[Entries from a dataset of interfaces]
----------------
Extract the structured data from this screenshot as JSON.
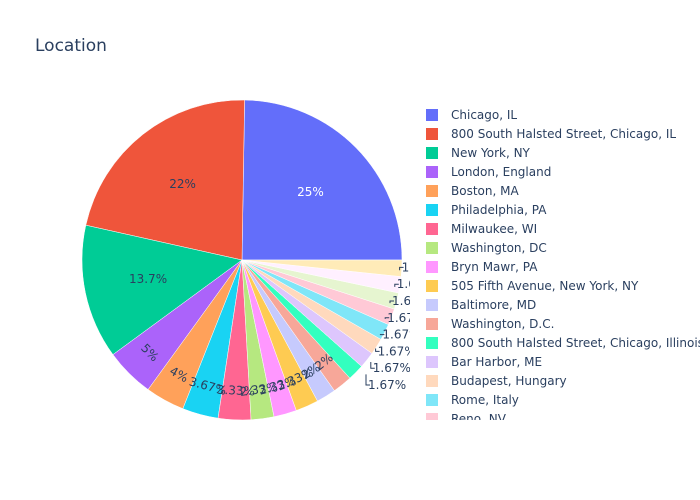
{
  "chart_data": {
    "type": "pie",
    "title": "Location",
    "direction": "counterclockwise",
    "legend_position": "right",
    "slices": [
      {
        "label": "Chicago, IL",
        "value": 25,
        "text": "25%",
        "color": "#636EFA"
      },
      {
        "label": "800 South Halsted Street, Chicago, IL",
        "value": 22,
        "text": "22%",
        "color": "#EF553B"
      },
      {
        "label": "New York, NY",
        "value": 13.7,
        "text": "13.7%",
        "color": "#00CC96"
      },
      {
        "label": "London, England",
        "value": 5,
        "text": "5%",
        "color": "#AB63FA"
      },
      {
        "label": "Boston, MA",
        "value": 4,
        "text": "4%",
        "color": "#FFA15A"
      },
      {
        "label": "Philadelphia, PA",
        "value": 3.67,
        "text": "3.67%",
        "color": "#19D3F3"
      },
      {
        "label": "Milwaukee, WI",
        "value": 3.33,
        "text": "3.33%",
        "color": "#FF6692"
      },
      {
        "label": "Washington, DC",
        "value": 2.33,
        "text": "2.33%",
        "color": "#B6E880"
      },
      {
        "label": "Bryn Mawr, PA",
        "value": 2.33,
        "text": "2.33%",
        "color": "#FF97FF"
      },
      {
        "label": "505 Fifth Avenue, New York, NY",
        "value": 2.33,
        "text": "2.33%",
        "color": "#FECB52"
      },
      {
        "label": "Baltimore, MD",
        "value": 2,
        "text": "2%",
        "color": "#C6CAFD"
      },
      {
        "label": "Washington, D.C.",
        "value": 2,
        "text": "2%",
        "color": "#F7A799"
      },
      {
        "label": "800 South Halsted Street, Chicago, Illinois",
        "value": 1.67,
        "text": "1.67%",
        "color": "#33FFBF"
      },
      {
        "label": "Bar Harbor, ME",
        "value": 1.67,
        "text": "1.67%",
        "color": "#DDC6FD"
      },
      {
        "label": "Budapest, Hungary",
        "value": 1.67,
        "text": "1.67%",
        "color": "#FFD9BD"
      },
      {
        "label": "Rome, Italy",
        "value": 1.67,
        "text": "1.67%",
        "color": "#7FE6F8"
      },
      {
        "label": "Reno, NV",
        "value": 1.67,
        "text": "1.67%",
        "color": "#FFC9D6"
      },
      {
        "label": "",
        "value": 1.67,
        "text": "1.67%",
        "color": "#E6F5D0"
      },
      {
        "label": "",
        "value": 1.67,
        "text": "1.67%",
        "color": "#FFF0FF"
      },
      {
        "label": "",
        "value": 1.67,
        "text": "1.67%",
        "color": "#FFEBB8"
      }
    ]
  }
}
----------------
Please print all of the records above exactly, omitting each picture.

**Task result**
Extract the structured data from this screenshot as JSON.
{
  "chart_data": {
    "type": "pie",
    "title": "Location",
    "direction": "counterclockwise",
    "legend_position": "right",
    "slices": [
      {
        "label": "Chicago, IL",
        "value": 25,
        "text": "25%",
        "color": "#636EFA"
      },
      {
        "label": "800 South Halsted Street, Chicago, IL",
        "value": 22,
        "text": "22%",
        "color": "#EF553B"
      },
      {
        "label": "New York, NY",
        "value": 13.7,
        "text": "13.7%",
        "color": "#00CC96"
      },
      {
        "label": "London, England",
        "value": 5,
        "text": "5%",
        "color": "#AB63FA"
      },
      {
        "label": "Boston, MA",
        "value": 4,
        "text": "4%",
        "color": "#FFA15A"
      },
      {
        "label": "Philadelphia, PA",
        "value": 3.67,
        "text": "3.67%",
        "color": "#19D3F3"
      },
      {
        "label": "Milwaukee, WI",
        "value": 3.33,
        "text": "3.33%",
        "color": "#FF6692"
      },
      {
        "label": "Washington, DC",
        "value": 2.33,
        "text": "2.33%",
        "color": "#B6E880"
      },
      {
        "label": "Bryn Mawr, PA",
        "value": 2.33,
        "text": "2.33%",
        "color": "#FF97FF"
      },
      {
        "label": "505 Fifth Avenue, New York, NY",
        "value": 2.33,
        "text": "2.33%",
        "color": "#FECB52"
      },
      {
        "label": "Baltimore, MD",
        "value": 2,
        "text": "2%",
        "color": "#C6CAFD"
      },
      {
        "label": "Washington, D.C.",
        "value": 2,
        "text": "2%",
        "color": "#F7A799"
      },
      {
        "label": "800 South Halsted Street, Chicago, Illinois",
        "value": 1.67,
        "text": "1.67%",
        "color": "#33FFBF"
      },
      {
        "label": "Bar Harbor, ME",
        "value": 1.67,
        "text": "1.67%",
        "color": "#DDC6FD"
      },
      {
        "label": "Budapest, Hungary",
        "value": 1.67,
        "text": "1.67%",
        "color": "#FFD9BD"
      },
      {
        "label": "Rome, Italy",
        "value": 1.67,
        "text": "1.67%",
        "color": "#7FE6F8"
      },
      {
        "label": "Reno, NV",
        "value": 1.67,
        "text": "1.67%",
        "color": "#FFC9D6"
      },
      {
        "label": "",
        "value": 1.67,
        "text": "1.67%",
        "color": "#E6F5D0"
      },
      {
        "label": "",
        "value": 1.67,
        "text": "1.67%",
        "color": "#FFF0FF"
      },
      {
        "label": "",
        "value": 1.67,
        "text": "1.67%",
        "color": "#FFEBB8"
      }
    ]
  }
}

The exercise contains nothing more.